[Data extracts]

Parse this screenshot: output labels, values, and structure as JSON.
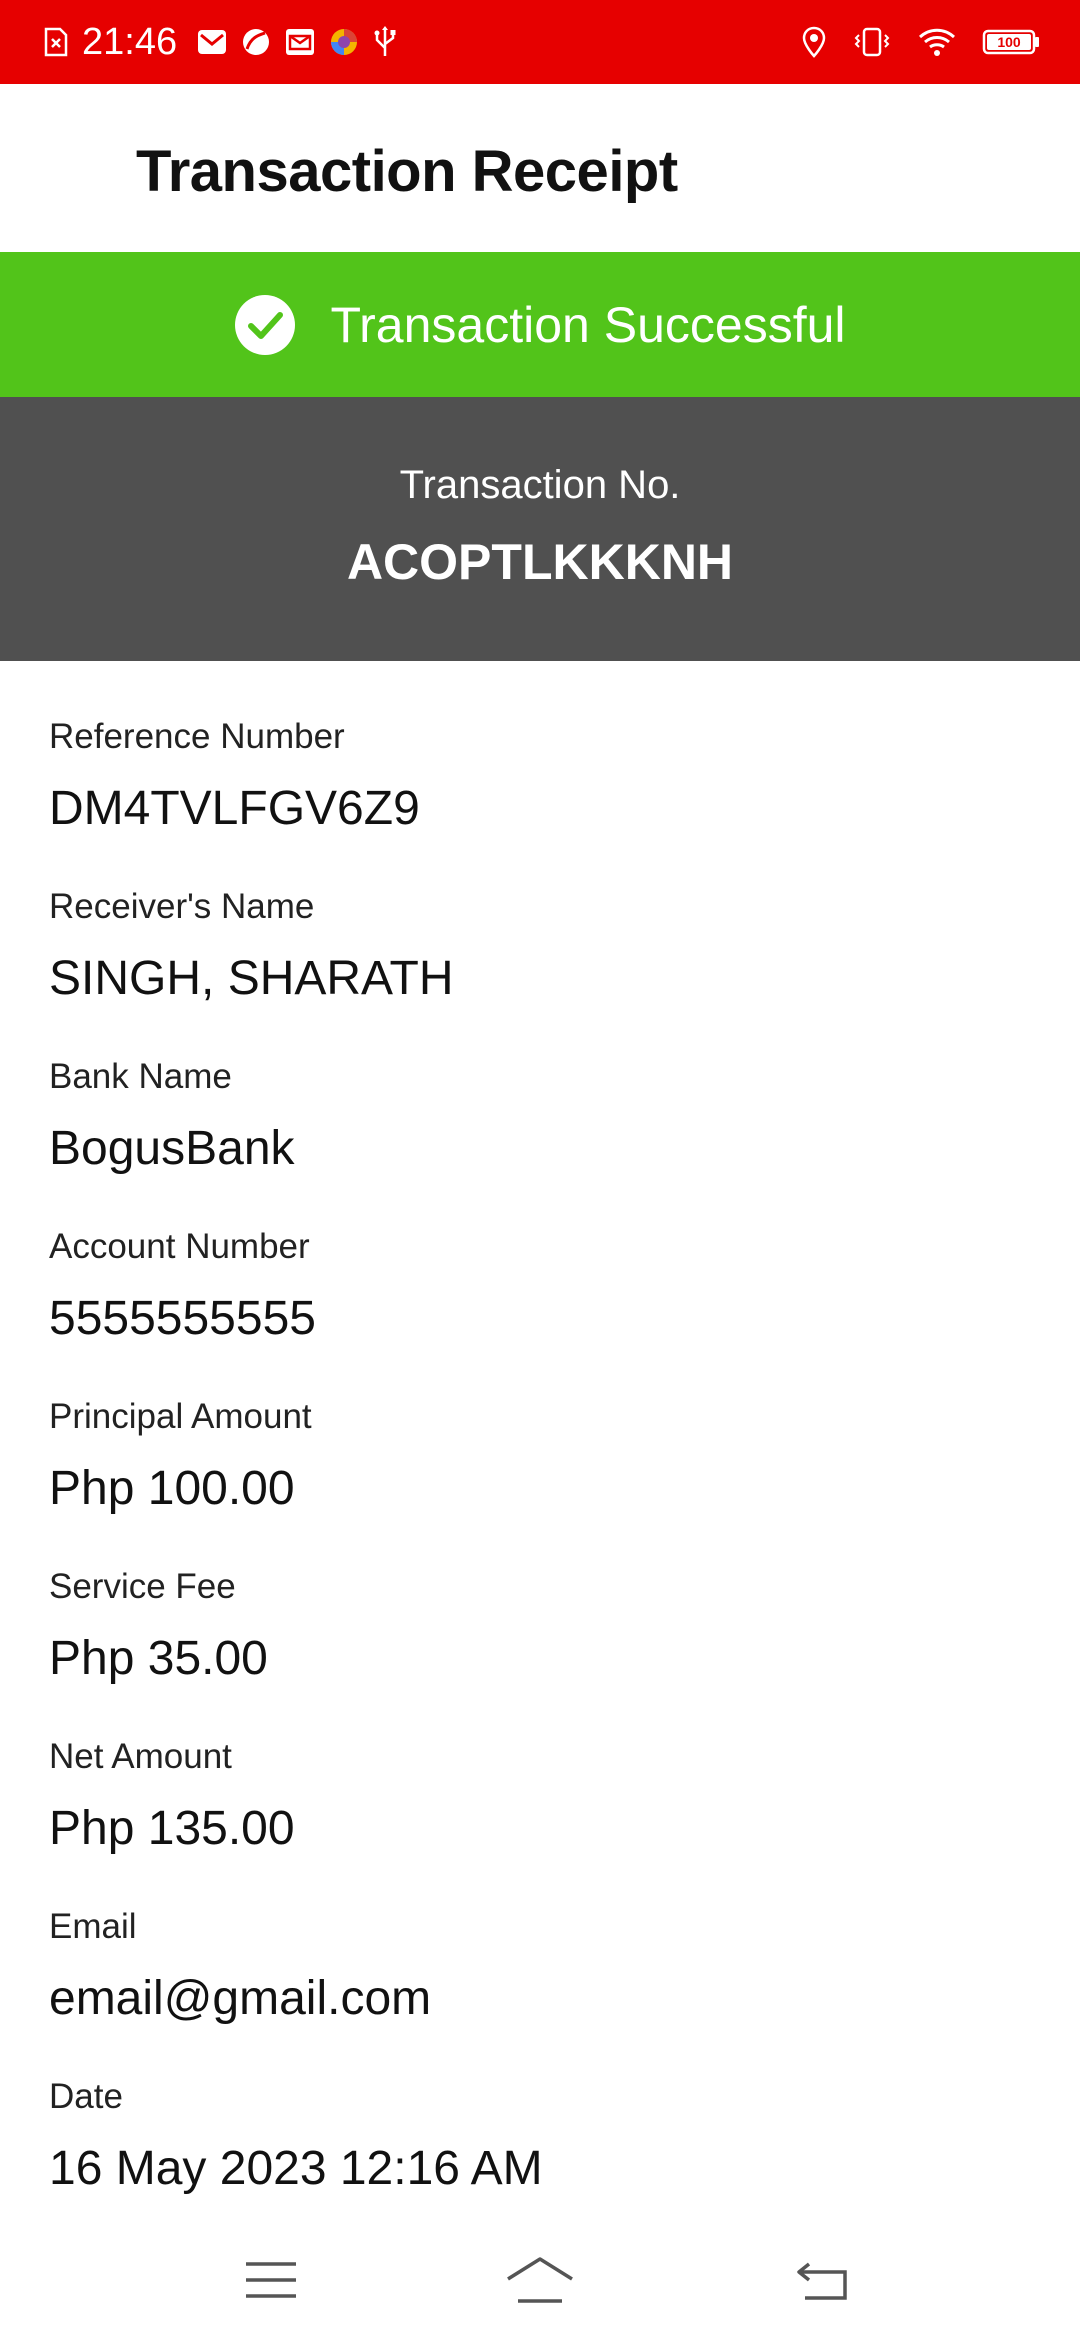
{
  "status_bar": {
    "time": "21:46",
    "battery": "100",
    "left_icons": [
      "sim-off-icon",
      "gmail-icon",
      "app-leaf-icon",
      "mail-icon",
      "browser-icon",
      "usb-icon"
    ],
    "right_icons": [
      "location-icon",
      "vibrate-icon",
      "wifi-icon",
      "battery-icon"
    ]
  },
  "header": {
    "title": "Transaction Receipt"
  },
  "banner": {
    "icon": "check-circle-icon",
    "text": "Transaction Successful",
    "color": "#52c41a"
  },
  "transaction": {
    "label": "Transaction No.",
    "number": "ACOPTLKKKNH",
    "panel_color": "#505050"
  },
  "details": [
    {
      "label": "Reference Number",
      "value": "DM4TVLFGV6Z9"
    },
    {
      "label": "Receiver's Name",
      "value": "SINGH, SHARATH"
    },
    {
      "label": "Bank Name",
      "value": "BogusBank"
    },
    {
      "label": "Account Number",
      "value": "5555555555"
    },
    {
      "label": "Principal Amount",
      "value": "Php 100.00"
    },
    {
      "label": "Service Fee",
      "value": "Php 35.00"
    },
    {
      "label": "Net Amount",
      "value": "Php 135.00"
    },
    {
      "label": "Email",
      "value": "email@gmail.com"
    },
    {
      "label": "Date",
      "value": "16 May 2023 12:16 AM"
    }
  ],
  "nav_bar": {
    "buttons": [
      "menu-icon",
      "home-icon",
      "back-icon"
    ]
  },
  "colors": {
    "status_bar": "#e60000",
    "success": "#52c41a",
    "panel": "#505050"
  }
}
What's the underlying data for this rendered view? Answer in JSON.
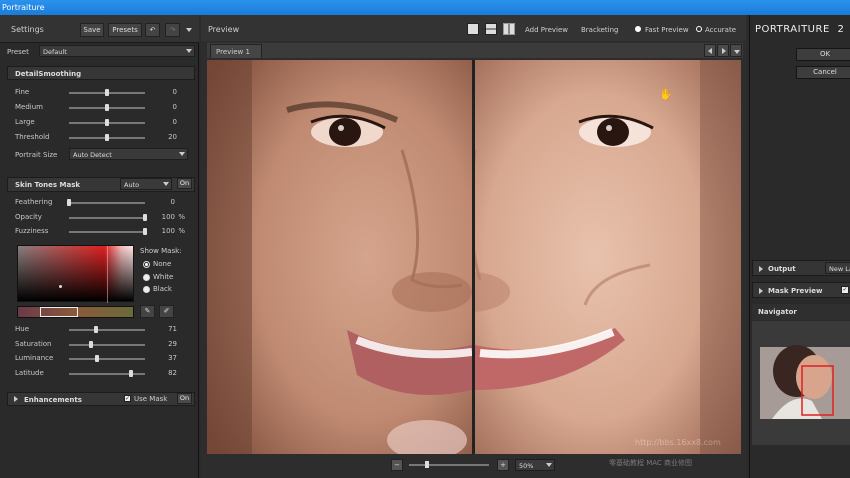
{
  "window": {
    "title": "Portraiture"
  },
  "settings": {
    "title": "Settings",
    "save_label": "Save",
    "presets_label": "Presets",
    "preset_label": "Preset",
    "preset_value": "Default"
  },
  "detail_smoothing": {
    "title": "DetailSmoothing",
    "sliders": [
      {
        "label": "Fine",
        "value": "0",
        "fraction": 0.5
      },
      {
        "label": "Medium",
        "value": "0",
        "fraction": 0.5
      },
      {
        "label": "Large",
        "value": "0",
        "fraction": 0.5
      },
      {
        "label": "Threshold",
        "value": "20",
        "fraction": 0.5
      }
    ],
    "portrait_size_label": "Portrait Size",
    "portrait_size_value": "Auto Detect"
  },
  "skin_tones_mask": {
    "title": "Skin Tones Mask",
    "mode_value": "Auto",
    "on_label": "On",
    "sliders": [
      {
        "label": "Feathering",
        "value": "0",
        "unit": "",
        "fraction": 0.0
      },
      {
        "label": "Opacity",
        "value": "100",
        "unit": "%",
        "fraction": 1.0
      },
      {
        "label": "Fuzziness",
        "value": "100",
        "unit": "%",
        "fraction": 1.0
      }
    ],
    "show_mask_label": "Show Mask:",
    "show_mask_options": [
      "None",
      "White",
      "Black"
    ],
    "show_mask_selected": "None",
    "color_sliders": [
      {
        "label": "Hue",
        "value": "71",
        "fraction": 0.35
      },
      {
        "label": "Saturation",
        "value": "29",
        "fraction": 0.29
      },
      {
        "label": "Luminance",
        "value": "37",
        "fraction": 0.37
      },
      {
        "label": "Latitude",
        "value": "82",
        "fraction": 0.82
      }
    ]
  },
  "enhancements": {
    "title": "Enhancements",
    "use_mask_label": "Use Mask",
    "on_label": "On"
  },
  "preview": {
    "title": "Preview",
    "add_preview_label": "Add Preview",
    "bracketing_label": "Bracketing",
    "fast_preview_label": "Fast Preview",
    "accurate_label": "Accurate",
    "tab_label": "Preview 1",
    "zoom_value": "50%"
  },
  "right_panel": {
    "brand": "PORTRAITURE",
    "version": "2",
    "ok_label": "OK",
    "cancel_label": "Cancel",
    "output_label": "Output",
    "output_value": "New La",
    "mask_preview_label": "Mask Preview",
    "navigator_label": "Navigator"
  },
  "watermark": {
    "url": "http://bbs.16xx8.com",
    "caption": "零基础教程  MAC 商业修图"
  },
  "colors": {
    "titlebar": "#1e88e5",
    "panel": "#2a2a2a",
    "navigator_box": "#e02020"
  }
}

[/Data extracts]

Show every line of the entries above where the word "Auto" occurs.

    "portrait_size_value": "Auto Detect"
    "mode_value": "Auto",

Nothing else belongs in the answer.